*Your task:* Repeat each record word for word.

*** Entries supplied ***

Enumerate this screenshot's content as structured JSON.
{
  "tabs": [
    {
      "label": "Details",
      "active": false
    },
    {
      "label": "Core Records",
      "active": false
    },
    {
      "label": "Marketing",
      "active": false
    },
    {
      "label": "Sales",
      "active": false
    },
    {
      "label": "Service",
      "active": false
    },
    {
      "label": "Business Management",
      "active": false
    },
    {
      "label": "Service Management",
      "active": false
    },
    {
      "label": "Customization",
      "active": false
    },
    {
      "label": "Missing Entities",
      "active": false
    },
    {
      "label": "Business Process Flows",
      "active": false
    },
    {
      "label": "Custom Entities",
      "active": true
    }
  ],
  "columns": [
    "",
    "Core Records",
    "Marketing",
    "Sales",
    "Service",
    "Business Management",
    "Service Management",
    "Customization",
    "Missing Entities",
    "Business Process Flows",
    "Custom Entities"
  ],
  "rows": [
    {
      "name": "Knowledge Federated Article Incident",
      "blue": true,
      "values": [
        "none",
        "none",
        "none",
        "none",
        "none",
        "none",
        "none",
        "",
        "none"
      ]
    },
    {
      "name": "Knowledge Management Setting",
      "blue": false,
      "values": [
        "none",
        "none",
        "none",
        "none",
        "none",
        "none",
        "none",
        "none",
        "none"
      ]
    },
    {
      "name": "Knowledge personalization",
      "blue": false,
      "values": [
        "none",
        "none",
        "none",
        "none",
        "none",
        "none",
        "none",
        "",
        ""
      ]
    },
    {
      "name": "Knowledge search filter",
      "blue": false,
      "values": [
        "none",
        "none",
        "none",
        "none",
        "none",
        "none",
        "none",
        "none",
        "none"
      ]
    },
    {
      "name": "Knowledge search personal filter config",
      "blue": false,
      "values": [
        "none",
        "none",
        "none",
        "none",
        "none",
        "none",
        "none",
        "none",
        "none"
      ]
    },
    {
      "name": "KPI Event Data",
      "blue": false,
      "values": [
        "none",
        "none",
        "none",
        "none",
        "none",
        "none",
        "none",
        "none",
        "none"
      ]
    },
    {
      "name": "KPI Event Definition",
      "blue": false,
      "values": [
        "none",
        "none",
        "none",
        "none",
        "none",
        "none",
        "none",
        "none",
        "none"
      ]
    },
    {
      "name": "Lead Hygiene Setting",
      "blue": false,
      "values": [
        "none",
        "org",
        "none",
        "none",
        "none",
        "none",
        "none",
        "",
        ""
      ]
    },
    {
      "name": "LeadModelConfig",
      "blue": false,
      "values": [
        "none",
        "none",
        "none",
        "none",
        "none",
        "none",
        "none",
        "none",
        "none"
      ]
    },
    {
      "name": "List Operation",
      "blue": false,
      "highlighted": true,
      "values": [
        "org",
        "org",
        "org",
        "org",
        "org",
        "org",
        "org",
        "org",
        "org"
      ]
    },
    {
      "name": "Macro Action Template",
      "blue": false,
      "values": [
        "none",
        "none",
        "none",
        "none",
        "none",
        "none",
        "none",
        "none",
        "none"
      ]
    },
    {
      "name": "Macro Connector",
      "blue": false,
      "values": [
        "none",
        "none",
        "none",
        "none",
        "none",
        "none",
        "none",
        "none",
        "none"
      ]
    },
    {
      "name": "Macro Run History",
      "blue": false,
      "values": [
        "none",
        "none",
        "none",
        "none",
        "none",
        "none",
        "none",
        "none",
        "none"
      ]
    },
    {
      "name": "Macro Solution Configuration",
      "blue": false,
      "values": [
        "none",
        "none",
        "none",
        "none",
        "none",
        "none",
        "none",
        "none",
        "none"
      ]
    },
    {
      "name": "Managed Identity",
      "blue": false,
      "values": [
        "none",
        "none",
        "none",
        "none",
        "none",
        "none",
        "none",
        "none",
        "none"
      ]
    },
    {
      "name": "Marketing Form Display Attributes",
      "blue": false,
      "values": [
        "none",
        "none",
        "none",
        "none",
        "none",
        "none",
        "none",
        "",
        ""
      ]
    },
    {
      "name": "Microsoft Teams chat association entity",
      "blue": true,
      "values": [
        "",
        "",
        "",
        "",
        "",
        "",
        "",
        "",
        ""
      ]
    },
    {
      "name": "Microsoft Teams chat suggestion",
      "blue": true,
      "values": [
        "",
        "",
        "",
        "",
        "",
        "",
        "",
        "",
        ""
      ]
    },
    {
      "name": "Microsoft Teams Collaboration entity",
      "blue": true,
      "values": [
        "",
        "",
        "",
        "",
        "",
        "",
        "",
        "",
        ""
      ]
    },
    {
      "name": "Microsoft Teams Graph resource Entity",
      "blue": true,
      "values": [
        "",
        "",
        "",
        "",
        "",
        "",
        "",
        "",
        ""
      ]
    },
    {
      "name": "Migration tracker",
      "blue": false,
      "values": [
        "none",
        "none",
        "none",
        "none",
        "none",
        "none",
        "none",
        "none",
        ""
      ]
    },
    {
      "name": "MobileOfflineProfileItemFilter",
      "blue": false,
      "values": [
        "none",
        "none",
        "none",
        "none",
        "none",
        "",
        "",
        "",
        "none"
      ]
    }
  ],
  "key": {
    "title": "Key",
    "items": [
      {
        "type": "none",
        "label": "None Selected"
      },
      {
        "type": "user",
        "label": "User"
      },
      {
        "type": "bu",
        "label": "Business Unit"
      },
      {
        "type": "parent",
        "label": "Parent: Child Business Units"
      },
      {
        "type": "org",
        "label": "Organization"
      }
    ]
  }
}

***

*Written answer:*
Enumerate this screenshot's content as structured JSON.
{
  "tabs": [
    {
      "label": "Details",
      "active": false
    },
    {
      "label": "Core Records",
      "active": false
    },
    {
      "label": "Marketing",
      "active": false
    },
    {
      "label": "Sales",
      "active": false
    },
    {
      "label": "Service",
      "active": false
    },
    {
      "label": "Business Management",
      "active": false
    },
    {
      "label": "Service Management",
      "active": false
    },
    {
      "label": "Customization",
      "active": false
    },
    {
      "label": "Missing Entities",
      "active": false
    },
    {
      "label": "Business Process Flows",
      "active": false
    },
    {
      "label": "Custom Entities",
      "active": true
    }
  ],
  "columns": [
    "",
    "Core Records",
    "Marketing",
    "Sales",
    "Service",
    "Business Management",
    "Service Management",
    "Customization",
    "Missing Entities",
    "Business Process Flows",
    "Custom Entities"
  ],
  "rows": [
    {
      "name": "Knowledge Federated Article Incident",
      "blue": true,
      "values": [
        "none",
        "none",
        "none",
        "none",
        "none",
        "none",
        "none",
        "",
        "none"
      ]
    },
    {
      "name": "Knowledge Management Setting",
      "blue": false,
      "values": [
        "none",
        "none",
        "none",
        "none",
        "none",
        "none",
        "none",
        "none",
        "none"
      ]
    },
    {
      "name": "Knowledge personalization",
      "blue": false,
      "values": [
        "none",
        "none",
        "none",
        "none",
        "none",
        "none",
        "none",
        "",
        ""
      ]
    },
    {
      "name": "Knowledge search filter",
      "blue": false,
      "values": [
        "none",
        "none",
        "none",
        "none",
        "none",
        "none",
        "none",
        "none",
        "none"
      ]
    },
    {
      "name": "Knowledge search personal filter config",
      "blue": false,
      "values": [
        "none",
        "none",
        "none",
        "none",
        "none",
        "none",
        "none",
        "none",
        "none"
      ]
    },
    {
      "name": "KPI Event Data",
      "blue": false,
      "values": [
        "none",
        "none",
        "none",
        "none",
        "none",
        "none",
        "none",
        "none",
        "none"
      ]
    },
    {
      "name": "KPI Event Definition",
      "blue": false,
      "values": [
        "none",
        "none",
        "none",
        "none",
        "none",
        "none",
        "none",
        "none",
        "none"
      ]
    },
    {
      "name": "Lead Hygiene Setting",
      "blue": false,
      "values": [
        "none",
        "org",
        "none",
        "none",
        "none",
        "none",
        "none",
        "",
        ""
      ]
    },
    {
      "name": "LeadModelConfig",
      "blue": false,
      "values": [
        "none",
        "none",
        "none",
        "none",
        "none",
        "none",
        "none",
        "none",
        "none"
      ]
    },
    {
      "name": "List Operation",
      "blue": false,
      "highlighted": true,
      "values": [
        "org",
        "org",
        "org",
        "org",
        "org",
        "org",
        "org",
        "org",
        "org"
      ]
    },
    {
      "name": "Macro Action Template",
      "blue": false,
      "values": [
        "none",
        "none",
        "none",
        "none",
        "none",
        "none",
        "none",
        "none",
        "none"
      ]
    },
    {
      "name": "Macro Connector",
      "blue": false,
      "values": [
        "none",
        "none",
        "none",
        "none",
        "none",
        "none",
        "none",
        "none",
        "none"
      ]
    },
    {
      "name": "Macro Run History",
      "blue": false,
      "values": [
        "none",
        "none",
        "none",
        "none",
        "none",
        "none",
        "none",
        "none",
        "none"
      ]
    },
    {
      "name": "Macro Solution Configuration",
      "blue": false,
      "values": [
        "none",
        "none",
        "none",
        "none",
        "none",
        "none",
        "none",
        "none",
        "none"
      ]
    },
    {
      "name": "Managed Identity",
      "blue": false,
      "values": [
        "none",
        "none",
        "none",
        "none",
        "none",
        "none",
        "none",
        "none",
        "none"
      ]
    },
    {
      "name": "Marketing Form Display Attributes",
      "blue": false,
      "values": [
        "none",
        "none",
        "none",
        "none",
        "none",
        "none",
        "none",
        "",
        ""
      ]
    },
    {
      "name": "Microsoft Teams chat association entity",
      "blue": true,
      "values": [
        "",
        "",
        "",
        "",
        "",
        "",
        "",
        "",
        ""
      ]
    },
    {
      "name": "Microsoft Teams chat suggestion",
      "blue": true,
      "values": [
        "",
        "",
        "",
        "",
        "",
        "",
        "",
        "",
        ""
      ]
    },
    {
      "name": "Microsoft Teams Collaboration entity",
      "blue": true,
      "values": [
        "",
        "",
        "",
        "",
        "",
        "",
        "",
        "",
        ""
      ]
    },
    {
      "name": "Microsoft Teams Graph resource Entity",
      "blue": true,
      "values": [
        "",
        "",
        "",
        "",
        "",
        "",
        "",
        "",
        ""
      ]
    },
    {
      "name": "Migration tracker",
      "blue": false,
      "values": [
        "none",
        "none",
        "none",
        "none",
        "none",
        "none",
        "none",
        "none",
        ""
      ]
    },
    {
      "name": "MobileOfflineProfileItemFilter",
      "blue": false,
      "values": [
        "none",
        "none",
        "none",
        "none",
        "none",
        "",
        "",
        "",
        "none"
      ]
    }
  ],
  "key": {
    "title": "Key",
    "items": [
      {
        "type": "none",
        "label": "None Selected"
      },
      {
        "type": "user",
        "label": "User"
      },
      {
        "type": "bu",
        "label": "Business Unit"
      },
      {
        "type": "parent",
        "label": "Parent: Child Business Units"
      },
      {
        "type": "org",
        "label": "Organization"
      }
    ]
  }
}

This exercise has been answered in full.